To do: Copy out, from the data below, each line in which the word "Database" occurs.

Task input:
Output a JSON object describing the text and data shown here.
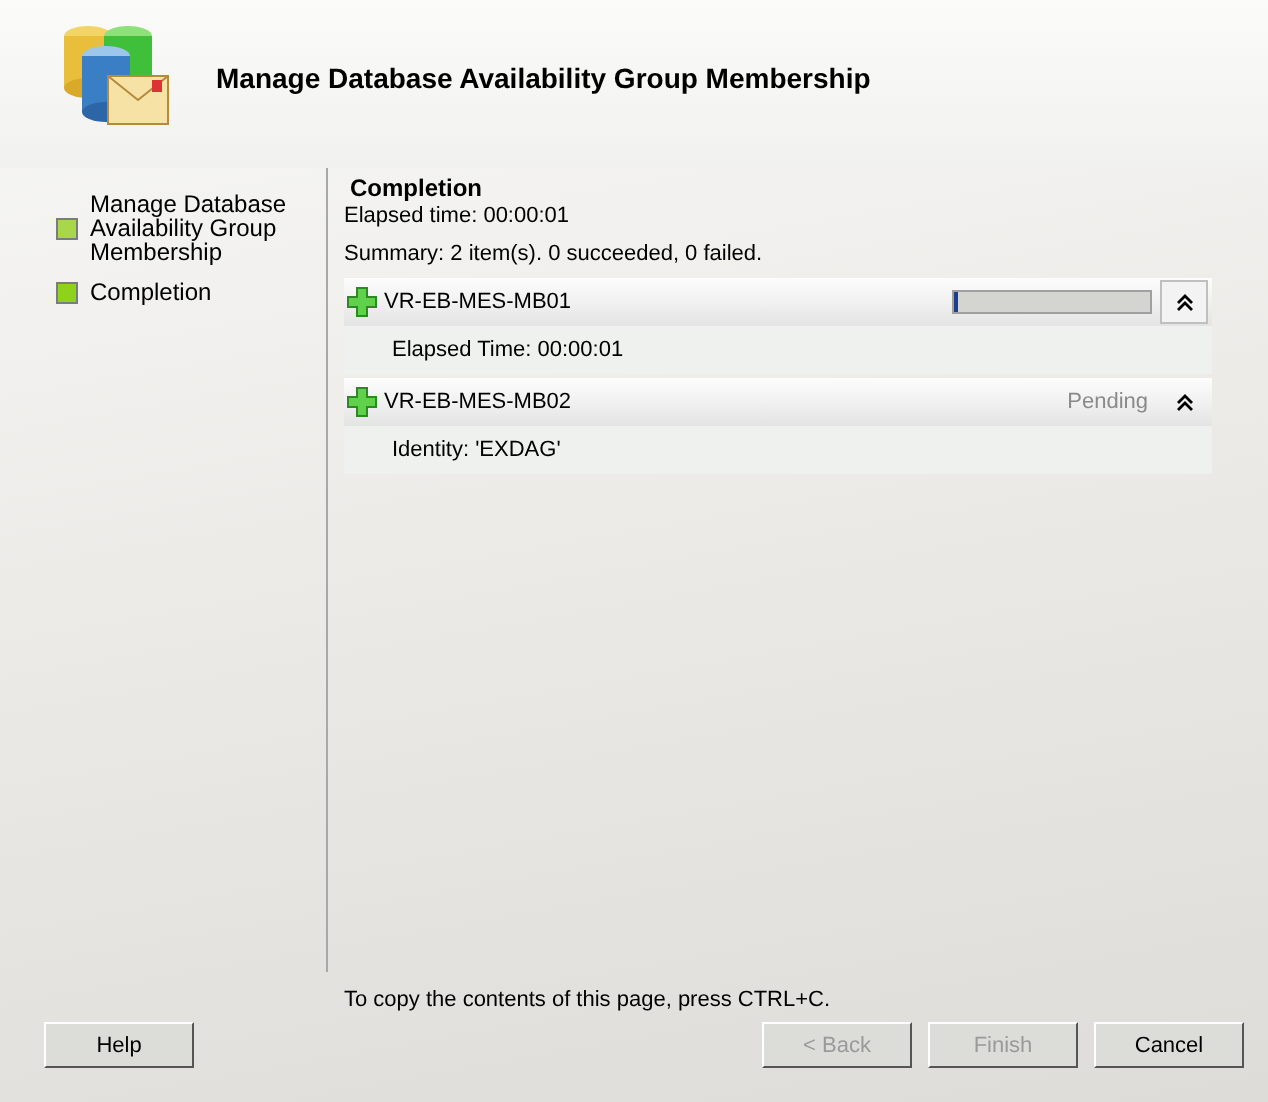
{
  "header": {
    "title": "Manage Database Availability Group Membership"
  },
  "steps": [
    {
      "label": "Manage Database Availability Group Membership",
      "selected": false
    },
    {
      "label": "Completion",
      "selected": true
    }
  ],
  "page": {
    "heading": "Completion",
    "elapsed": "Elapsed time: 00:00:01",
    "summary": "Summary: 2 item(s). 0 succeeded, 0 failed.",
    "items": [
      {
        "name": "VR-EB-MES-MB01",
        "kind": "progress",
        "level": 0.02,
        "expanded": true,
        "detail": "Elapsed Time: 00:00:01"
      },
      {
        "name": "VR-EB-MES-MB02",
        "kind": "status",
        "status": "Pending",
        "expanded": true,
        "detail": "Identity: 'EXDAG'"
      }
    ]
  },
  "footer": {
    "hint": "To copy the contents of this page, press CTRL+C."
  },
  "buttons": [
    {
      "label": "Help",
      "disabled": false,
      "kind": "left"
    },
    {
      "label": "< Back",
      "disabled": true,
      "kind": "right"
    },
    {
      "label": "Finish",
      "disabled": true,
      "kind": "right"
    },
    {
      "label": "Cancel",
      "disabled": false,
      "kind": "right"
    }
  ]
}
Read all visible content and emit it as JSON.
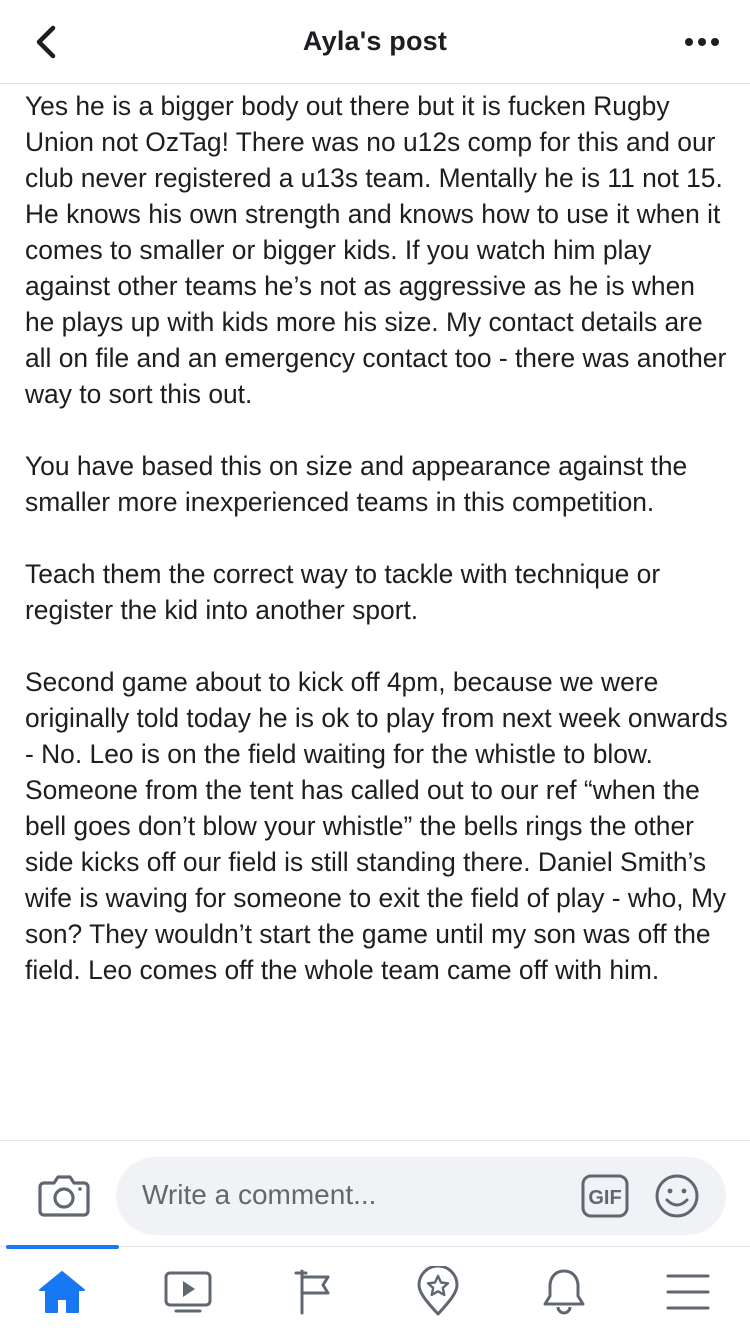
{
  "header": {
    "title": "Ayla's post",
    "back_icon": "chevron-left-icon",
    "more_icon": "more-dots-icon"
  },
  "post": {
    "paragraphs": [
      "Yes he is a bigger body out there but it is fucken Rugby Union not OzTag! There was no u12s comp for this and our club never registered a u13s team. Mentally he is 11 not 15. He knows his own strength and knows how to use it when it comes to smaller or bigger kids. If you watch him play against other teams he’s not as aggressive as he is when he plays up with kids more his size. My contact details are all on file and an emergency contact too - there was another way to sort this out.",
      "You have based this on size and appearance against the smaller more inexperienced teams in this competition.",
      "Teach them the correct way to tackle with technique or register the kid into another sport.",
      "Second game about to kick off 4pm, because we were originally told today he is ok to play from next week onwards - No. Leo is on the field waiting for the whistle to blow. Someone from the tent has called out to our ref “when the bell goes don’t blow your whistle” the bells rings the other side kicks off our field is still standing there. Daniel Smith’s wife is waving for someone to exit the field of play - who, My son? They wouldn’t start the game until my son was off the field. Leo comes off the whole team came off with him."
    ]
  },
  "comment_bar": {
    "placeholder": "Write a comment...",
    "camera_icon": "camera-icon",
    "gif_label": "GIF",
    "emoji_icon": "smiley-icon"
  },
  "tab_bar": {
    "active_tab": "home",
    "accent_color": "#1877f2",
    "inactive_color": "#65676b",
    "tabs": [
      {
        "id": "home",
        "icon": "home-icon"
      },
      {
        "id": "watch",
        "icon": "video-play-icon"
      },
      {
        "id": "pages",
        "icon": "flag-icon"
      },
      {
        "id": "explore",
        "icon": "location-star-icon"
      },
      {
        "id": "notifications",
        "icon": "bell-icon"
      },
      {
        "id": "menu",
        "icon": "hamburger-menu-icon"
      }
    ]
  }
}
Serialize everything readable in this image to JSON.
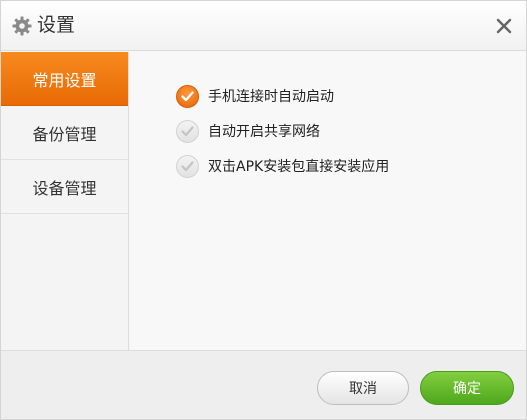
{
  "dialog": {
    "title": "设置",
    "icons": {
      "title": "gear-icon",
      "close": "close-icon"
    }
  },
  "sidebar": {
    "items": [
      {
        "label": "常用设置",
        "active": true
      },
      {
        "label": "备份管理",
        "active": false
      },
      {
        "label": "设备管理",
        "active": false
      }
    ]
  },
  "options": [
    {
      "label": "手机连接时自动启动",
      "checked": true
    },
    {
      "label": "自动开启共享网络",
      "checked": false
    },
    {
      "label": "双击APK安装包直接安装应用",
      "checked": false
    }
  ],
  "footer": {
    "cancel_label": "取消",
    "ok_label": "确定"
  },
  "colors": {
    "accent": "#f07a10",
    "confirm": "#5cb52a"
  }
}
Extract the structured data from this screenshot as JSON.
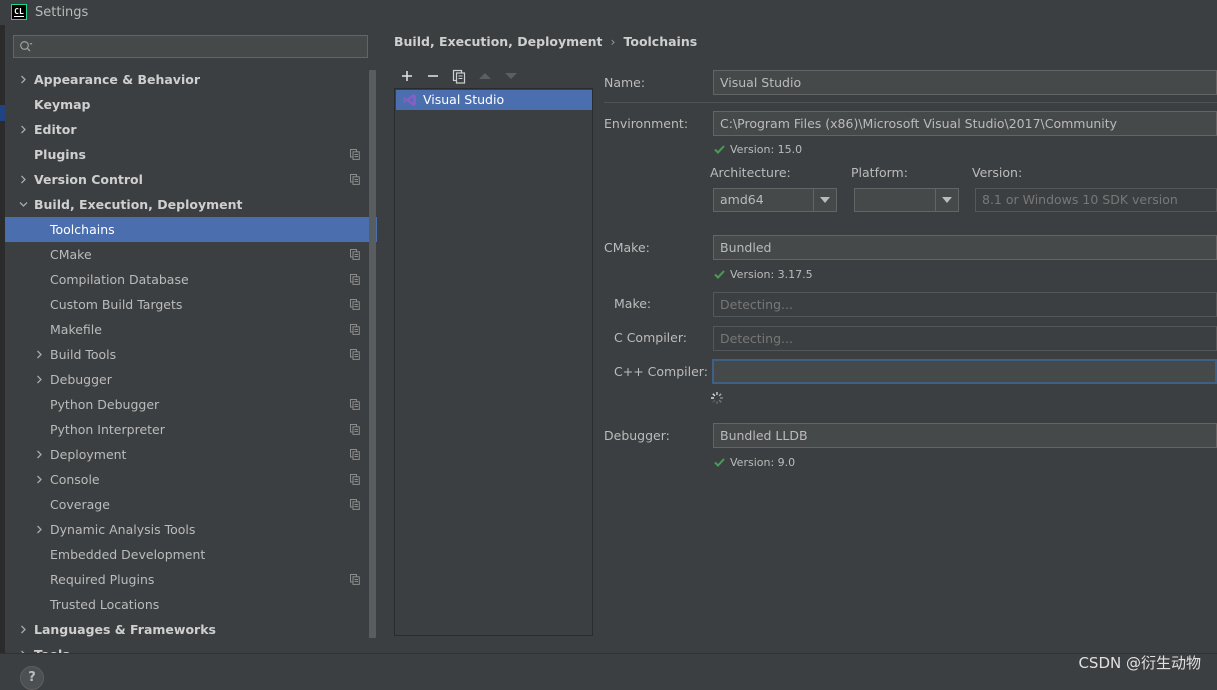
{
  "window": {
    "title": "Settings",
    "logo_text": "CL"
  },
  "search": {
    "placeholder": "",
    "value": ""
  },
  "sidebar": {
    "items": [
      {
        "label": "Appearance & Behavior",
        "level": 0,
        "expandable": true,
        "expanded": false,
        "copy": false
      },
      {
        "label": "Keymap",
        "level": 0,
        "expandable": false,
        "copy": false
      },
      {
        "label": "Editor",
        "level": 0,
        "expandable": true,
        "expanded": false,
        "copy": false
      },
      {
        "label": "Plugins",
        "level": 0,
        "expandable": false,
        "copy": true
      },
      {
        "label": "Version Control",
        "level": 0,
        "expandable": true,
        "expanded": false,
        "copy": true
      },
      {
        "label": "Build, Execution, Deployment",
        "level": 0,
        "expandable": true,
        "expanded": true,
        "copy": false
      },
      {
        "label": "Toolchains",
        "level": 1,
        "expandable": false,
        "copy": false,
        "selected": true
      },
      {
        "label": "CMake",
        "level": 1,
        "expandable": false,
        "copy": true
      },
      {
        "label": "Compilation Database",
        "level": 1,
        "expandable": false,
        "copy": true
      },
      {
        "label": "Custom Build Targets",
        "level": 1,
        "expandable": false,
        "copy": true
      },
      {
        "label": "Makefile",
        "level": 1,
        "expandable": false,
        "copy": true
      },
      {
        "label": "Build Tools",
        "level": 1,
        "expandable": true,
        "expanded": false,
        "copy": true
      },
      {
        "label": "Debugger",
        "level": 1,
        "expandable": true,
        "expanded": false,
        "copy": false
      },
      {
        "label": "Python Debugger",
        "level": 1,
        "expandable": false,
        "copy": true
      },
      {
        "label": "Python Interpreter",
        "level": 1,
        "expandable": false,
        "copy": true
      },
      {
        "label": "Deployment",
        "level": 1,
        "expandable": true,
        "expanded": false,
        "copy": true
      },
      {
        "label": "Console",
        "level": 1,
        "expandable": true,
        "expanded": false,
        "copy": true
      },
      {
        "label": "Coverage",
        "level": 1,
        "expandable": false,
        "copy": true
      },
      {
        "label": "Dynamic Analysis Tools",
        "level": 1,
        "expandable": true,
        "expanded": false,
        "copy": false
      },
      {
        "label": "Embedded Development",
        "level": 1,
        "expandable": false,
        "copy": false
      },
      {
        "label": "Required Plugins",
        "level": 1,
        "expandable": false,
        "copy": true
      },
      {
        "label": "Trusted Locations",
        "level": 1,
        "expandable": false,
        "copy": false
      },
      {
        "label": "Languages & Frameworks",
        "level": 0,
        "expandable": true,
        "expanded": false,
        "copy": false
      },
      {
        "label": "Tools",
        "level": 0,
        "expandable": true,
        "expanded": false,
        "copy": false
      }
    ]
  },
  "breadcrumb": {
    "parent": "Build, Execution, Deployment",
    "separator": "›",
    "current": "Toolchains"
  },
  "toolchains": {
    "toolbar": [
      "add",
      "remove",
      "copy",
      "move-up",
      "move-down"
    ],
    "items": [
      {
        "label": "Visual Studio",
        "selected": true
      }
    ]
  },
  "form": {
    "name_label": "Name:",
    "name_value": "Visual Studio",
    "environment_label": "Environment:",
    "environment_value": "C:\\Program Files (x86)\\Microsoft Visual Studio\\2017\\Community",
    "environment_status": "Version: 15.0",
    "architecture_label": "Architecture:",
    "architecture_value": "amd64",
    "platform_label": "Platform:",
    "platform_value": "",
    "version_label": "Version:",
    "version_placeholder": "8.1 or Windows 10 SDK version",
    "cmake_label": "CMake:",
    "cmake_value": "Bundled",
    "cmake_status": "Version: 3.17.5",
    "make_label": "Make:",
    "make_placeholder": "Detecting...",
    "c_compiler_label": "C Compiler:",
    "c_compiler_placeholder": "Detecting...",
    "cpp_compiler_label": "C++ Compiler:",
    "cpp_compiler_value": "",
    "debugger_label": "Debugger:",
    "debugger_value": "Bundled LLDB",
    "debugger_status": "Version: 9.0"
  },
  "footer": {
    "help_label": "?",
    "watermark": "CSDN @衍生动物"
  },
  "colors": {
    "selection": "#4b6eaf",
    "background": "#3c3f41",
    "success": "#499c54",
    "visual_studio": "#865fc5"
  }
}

Output of the exercise:
    "title": "Manage Database Availability Group Membership"
      "label": "Manage Database Availability Group Membership",
        "label": "Compilation Database",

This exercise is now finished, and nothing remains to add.